PROBLEM TO WORK ON: Copy out all lines in the data below containing the string "Login".
BEGIN PROVIDED DATA
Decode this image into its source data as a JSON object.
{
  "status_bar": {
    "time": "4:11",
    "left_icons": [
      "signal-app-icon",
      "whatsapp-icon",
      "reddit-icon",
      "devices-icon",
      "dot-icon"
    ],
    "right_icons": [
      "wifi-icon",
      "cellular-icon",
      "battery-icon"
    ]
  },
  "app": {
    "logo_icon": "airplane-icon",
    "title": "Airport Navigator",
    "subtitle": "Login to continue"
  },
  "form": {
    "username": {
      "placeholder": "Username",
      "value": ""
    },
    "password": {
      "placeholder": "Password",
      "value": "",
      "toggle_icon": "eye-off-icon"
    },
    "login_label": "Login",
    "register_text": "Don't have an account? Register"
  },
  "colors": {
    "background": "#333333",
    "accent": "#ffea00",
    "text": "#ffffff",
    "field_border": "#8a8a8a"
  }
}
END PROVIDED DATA
FINISHED EXERCISE:
    "subtitle": "Login to continue"
    "login_label": "Login",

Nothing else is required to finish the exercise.